While there’s a familiarity to this story, it spans several decades from 1906 to 1947, so we see young Celie (Phylicia Pearl Mpas), her sister Nettie (Halle Bailey), and blues superstar Shug Avery (Taraji P. Henson) visibly age throughout the movie. “With this film taking place in a time period, one of the things that really stood out to me, in regards to the many conversations that I had with Blitz [Bazawule], our director, was that he wanted our skin — our dark skin — to reflect how it really looks and how we really age,” makeup department head Carol Rasheed tells Allure. “So often, when Black skin specifically is aged [in film], it seems to be over-aged.” Rasheed says she and Bazawule created mood boards to detail the exact aging process and discussed the makeup looks in great detail.
Celie’s Literal Glow-Up
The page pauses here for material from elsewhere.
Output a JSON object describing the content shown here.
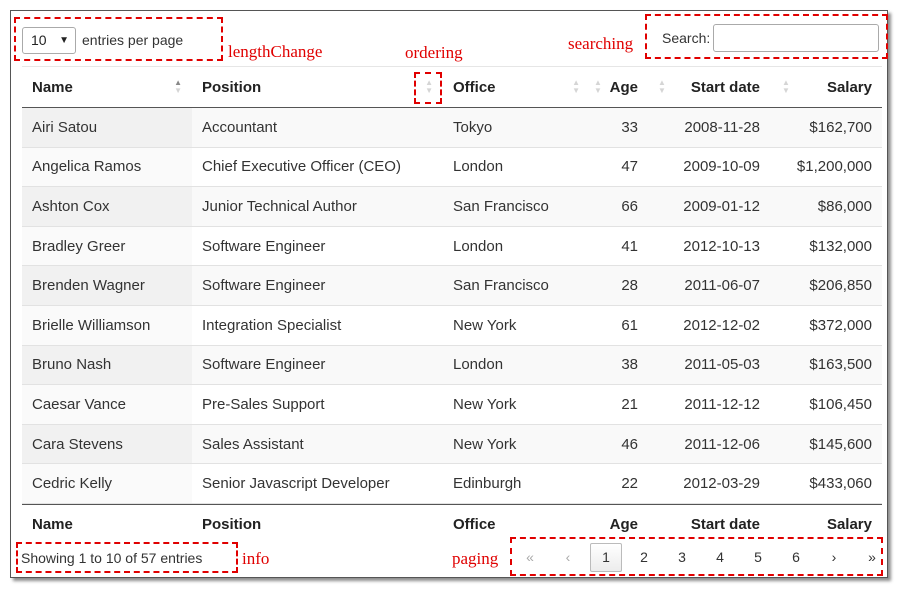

At the beginning of the movie, Celie has no voice — she is unable to advocate for herself, and the only real love she ever experienced was from her late mother and eventually estranged sister. This was reflected with her skin. “You will notice that her skin is the dullest [at the start of the film],” Rasheed says. “I did more corrective makeup in the beginning, taking out the natural glow that she had. I dulled out her skin, took the pink out of her lips that she naturally had to make her lips look like somebody that would not dare put on lipstick. That was the first phase.”
Once Celie is introduced to Shug, things begin to change with her look. Rasheed allowed her skin to glow, the natural shade of her lips wasn’t concealed, clear mascara was used to open her eyes — she looks visibly happier. In her fantasies, she’s wearing red lipstick — an act of confidence in itself. Celie could only dream of wearing lipstick and eventually does so with Shug’s help.
Shug’s Subtle Glamming-Down